Bioethics is the study of potentially controversial ethical issues that arise from the advancements made in modern medicine and science. Fritz Jahr coined the term “bioethics” in 1926, largely in response to scientific experimentation on animals. Since then, the field has expanded to encompass the boundaries of life (from abortion to euthanasia) the allocation of donated organs, and the right to refuse medical treatment based on moral or religious reasons.
Debate rages among bioethicists, as some seek to narrow the field to include only moral decisions over modern medicine and technology, while other want to expand the field to encompass moral decisions that could affect any organism capable of experiencing fear. One of the most major debates in bioethics involved that of human experimentation, and led to the establishment of the National Commission for the Protection of Human Subjects of Biomedical and Behavioral Research in 1974. Later, the 1979 Belmont Report, which came out of the Commission, adopted three fundamental principles—autonomy, beneficence, and justice—which have been highly influential across the scope of bioethics.

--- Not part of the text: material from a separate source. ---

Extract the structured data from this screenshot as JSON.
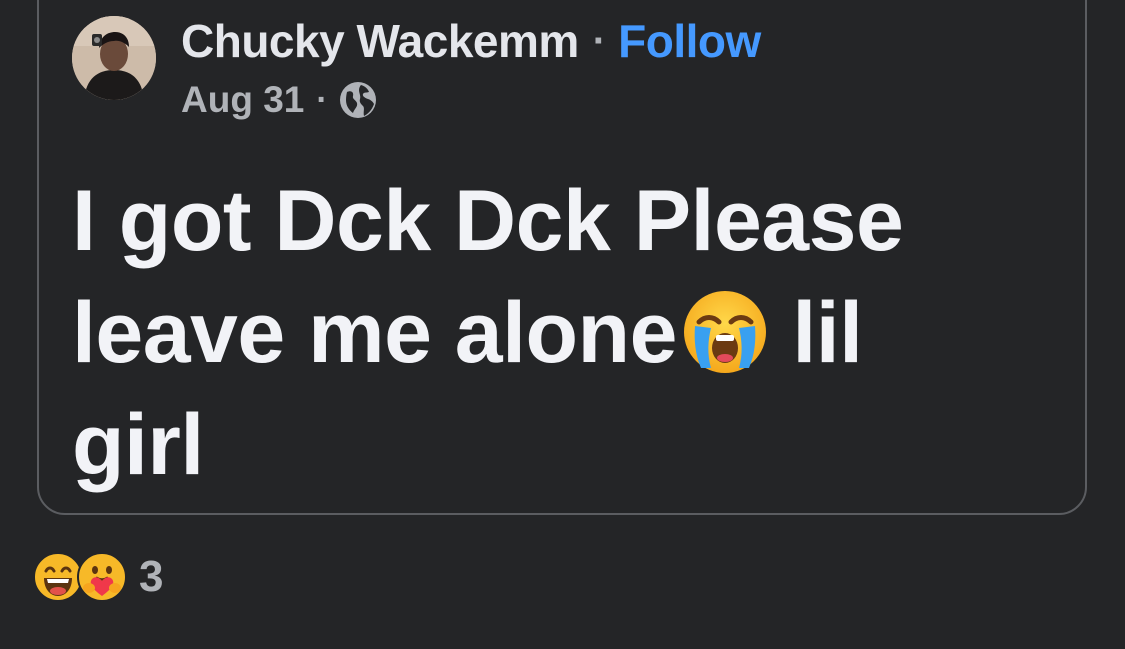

All full list of bioethical concerns would be exhaustive. However, per-reviewed work covers seemingly the entire range of modern science, from abortion and alternative medicine through medical malpractice, vaccination and xenotransplantation, transplanting living tissue from one species to another.